Segment Start: Provided entries

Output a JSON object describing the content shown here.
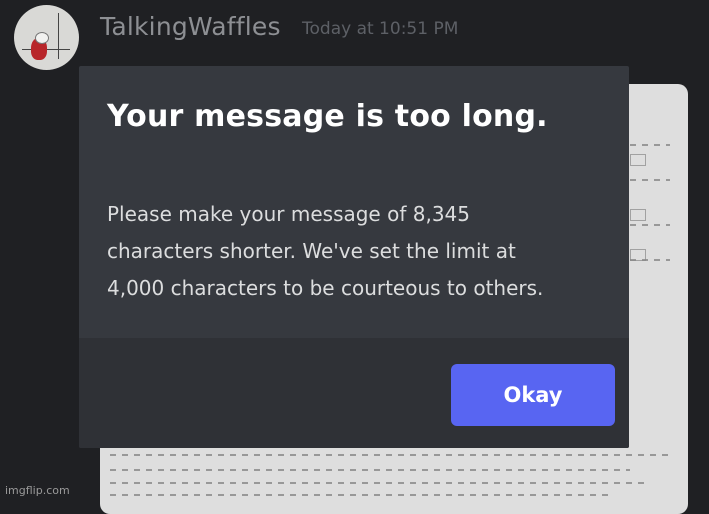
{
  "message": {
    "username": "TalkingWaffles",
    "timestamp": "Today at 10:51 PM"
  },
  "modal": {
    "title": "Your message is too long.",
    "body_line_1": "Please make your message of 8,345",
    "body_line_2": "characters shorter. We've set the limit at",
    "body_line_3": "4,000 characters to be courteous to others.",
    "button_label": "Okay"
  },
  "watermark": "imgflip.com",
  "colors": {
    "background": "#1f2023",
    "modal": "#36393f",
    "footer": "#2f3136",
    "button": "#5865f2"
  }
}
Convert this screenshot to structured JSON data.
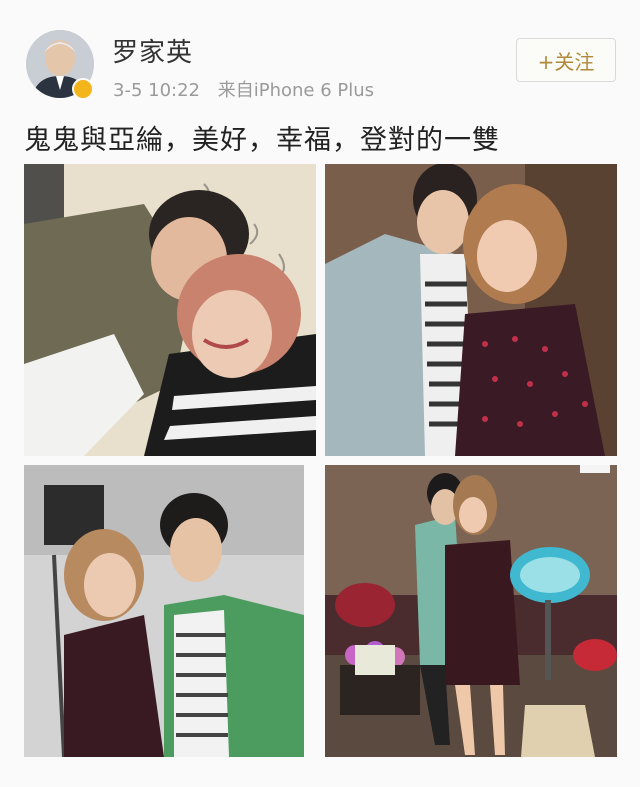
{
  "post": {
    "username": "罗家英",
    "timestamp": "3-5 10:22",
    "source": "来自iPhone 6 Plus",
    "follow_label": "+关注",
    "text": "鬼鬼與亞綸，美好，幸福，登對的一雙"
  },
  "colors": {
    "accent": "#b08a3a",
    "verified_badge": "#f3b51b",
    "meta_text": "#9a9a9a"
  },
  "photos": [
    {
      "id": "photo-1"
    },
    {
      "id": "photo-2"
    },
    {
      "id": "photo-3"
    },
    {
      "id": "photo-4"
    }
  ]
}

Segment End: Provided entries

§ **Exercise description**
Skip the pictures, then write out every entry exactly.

§ **Completed exercise**
Output a JSON object describing the content shown here.
{
  "message": {
    "username": "TalkingWaffles",
    "timestamp": "Today at 10:51 PM"
  },
  "modal": {
    "title": "Your message is too long.",
    "body_line_1": "Please make your message of 8,345",
    "body_line_2": "characters shorter. We've set the limit at",
    "body_line_3": "4,000 characters to be courteous to others.",
    "button_label": "Okay"
  },
  "watermark": "imgflip.com",
  "colors": {
    "background": "#1f2023",
    "modal": "#36393f",
    "footer": "#2f3136",
    "button": "#5865f2"
  }
}
Convert this screenshot to structured JSON data.
{
  "post": {
    "username": "罗家英",
    "timestamp": "3-5 10:22",
    "source": "来自iPhone 6 Plus",
    "follow_label": "+关注",
    "text": "鬼鬼與亞綸，美好，幸福，登對的一雙"
  },
  "colors": {
    "accent": "#b08a3a",
    "verified_badge": "#f3b51b",
    "meta_text": "#9a9a9a"
  },
  "photos": [
    {
      "id": "photo-1"
    },
    {
      "id": "photo-2"
    },
    {
      "id": "photo-3"
    },
    {
      "id": "photo-4"
    }
  ]
}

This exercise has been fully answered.